Sunday, January 11, 2009
Monopoly for me is a blah, mindless diversion when you have hours to kill. Roll the dice, move the marker, hope you don't land on Boardwalk with a hotel, quit the game when everyone is bored stiff with it. . Years ago, Liz and I played it with a couple who took it extremely seriously. They made alliances, broke them, and pooled properties between them to gain monopolies to use against the other players. . To be fair, they told us beforehand how cutthroat they played. I just had never met anyone who was that way in Monopoly. The game I take seriously is Risk. Lie, backstab, double-cross. Whatever it takes to conquer the world; I'll do it. One's breaches of integrity are only reined in by the fact that if you break your word in this game, people will remember that in the next one. . In case you're wondering, the games that Liz is a cutthroat in are Yahtzee and Clue. Don't say I didn't warn you.
Saturday, January 10, 2009
b. : 12 July 1933
d. : 31 December 2008Damn, another one of my favorite authors passed away, and on New Years Eve no less. Donald Westlake was a prolific writer of crime fiction, and had almost as many pen names as I have multiple lives. . Most of his books were "serious" tales, but I happened to really enjoy his light-hearted (John) Dortmunder series, about a lovable, somewhat inept, only sometimes successful, anti-hero, big palooka of a burglar/criminal. . Finding Dortmunder books is rare. My local library only has three of the 14 in the series, two of which I already had found at the local used-bookstore and read. Borders and Barnes-&-Noble don't carry them. . You can read more about Donald Westlake here. Apparently, there will be one more Dortmunder book issued, sometime this year. That will be a must-find, must-read for me.

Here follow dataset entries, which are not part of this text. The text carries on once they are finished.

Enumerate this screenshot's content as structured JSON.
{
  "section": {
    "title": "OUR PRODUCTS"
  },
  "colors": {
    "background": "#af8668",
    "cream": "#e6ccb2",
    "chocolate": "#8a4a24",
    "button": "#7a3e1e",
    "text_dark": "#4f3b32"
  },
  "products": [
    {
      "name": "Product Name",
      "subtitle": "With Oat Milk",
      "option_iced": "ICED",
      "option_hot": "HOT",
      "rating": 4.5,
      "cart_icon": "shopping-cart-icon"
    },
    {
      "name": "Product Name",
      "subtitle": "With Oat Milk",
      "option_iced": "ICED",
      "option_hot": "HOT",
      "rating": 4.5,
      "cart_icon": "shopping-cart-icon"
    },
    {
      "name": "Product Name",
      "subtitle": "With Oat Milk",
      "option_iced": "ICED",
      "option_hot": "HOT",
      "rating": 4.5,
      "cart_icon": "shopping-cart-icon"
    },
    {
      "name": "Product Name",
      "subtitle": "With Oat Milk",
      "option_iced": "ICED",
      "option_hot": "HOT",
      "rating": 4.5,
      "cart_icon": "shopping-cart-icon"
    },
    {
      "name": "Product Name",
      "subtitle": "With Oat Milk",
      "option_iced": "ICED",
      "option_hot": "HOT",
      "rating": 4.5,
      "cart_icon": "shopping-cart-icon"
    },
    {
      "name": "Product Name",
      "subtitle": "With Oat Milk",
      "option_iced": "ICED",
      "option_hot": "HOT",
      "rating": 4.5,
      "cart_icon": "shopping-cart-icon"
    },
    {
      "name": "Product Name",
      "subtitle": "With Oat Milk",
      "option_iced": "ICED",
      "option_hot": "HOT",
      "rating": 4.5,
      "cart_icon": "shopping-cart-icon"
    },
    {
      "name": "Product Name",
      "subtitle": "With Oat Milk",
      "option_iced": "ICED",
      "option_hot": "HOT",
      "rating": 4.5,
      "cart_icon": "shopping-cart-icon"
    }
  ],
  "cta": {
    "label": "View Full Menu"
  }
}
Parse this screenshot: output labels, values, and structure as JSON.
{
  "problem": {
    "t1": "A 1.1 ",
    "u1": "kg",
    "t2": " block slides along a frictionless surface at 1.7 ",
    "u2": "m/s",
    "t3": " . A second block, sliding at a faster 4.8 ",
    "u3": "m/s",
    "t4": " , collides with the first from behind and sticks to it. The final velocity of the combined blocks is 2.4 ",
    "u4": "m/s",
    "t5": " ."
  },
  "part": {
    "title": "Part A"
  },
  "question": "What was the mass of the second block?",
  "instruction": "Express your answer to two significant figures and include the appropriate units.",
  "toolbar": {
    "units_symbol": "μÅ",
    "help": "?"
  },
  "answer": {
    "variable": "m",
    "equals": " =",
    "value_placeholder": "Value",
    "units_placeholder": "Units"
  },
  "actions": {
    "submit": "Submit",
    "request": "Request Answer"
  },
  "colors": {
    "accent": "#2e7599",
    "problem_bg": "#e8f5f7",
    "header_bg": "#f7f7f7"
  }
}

Friday, January 09, 2009
From MSNBC.com today. I'm sorry, but "final" is an absolute word. Like "pregnant". Or "best". Or "dead". Something can't be nearly final; that's just NewSpeak for it being not final. And yeah, the phrase "nearly dead" irks me too. What's the opposite, "nearly alive"?
Thursday, January 08, 2009
Smart cars have finally made it to the USA. I saw them close to 10 years ago in France. They're not as good of a deal as you'd think - they're over-priced like all get out. And with gas at $1.50/gallon right now, I imagine sales are slow. But cheap gas is a very temporary thing. . As for Dubnutz, we'll have to hurry to say our good-byes to him. His regime is at long last coming to an end.
Wednesday, January 07, 2009
With the new year, our daily newspaper, the Mesa Tribune, has ceased a.) daily editions, b.) charging us for it, and even c.) delivering it to our neighborhood. . C'est la vie. In time, we'll have to subscribe to the Phoenix paper, the Arizona Republic. Until then however, I am going through withdrawals for two things - my daily Sports Statistics (box scores, etc.), and my daily Comics. . To get my Sports fix, I now get up 10 minutes earlier and watch the footer on ESPN. To get my Comics fix, at lunch I now go to www.gocomics.com and to the Dilbert website. . But there is a bright side to visiting GoComics. I've found some new strips, such as the New Adventures of Queen Victoria. Alphabetically, it comes right before Non Sequitur, which I simply can't go without for more than a day. A taste of NAQV is given below. We'll be featuring it some more in the coming weeks.
Tuesday, January 06, 2009
Monday, January 05, 2009
Years ago, I took a 3-credit "Architecture Appreciation" course at ASU. Part of a curriculum designed to give me a "well-rounded education". . 50 minutes in a darkened room, watching slides and learning all about the Bauhaus Movement. Right after lunch. Zzzzzzzzz.
Nevertheless, the Aquatic Center at the Beijing Olympics was definitely the architectural highlight of 2008. Simply breath-taking at night.
Sunday, January 04, 2009
Saturday, January 03, 2009
Friday, January 02, 2009
What a silly question. A more valid one would be "What is the second-greatest movie of all time?" . I don't know of any other film that has more memorable punch lines; funnier scenes; epic romances; and philosophical insight. Oh, and the best part of the best-ever movie is shown above.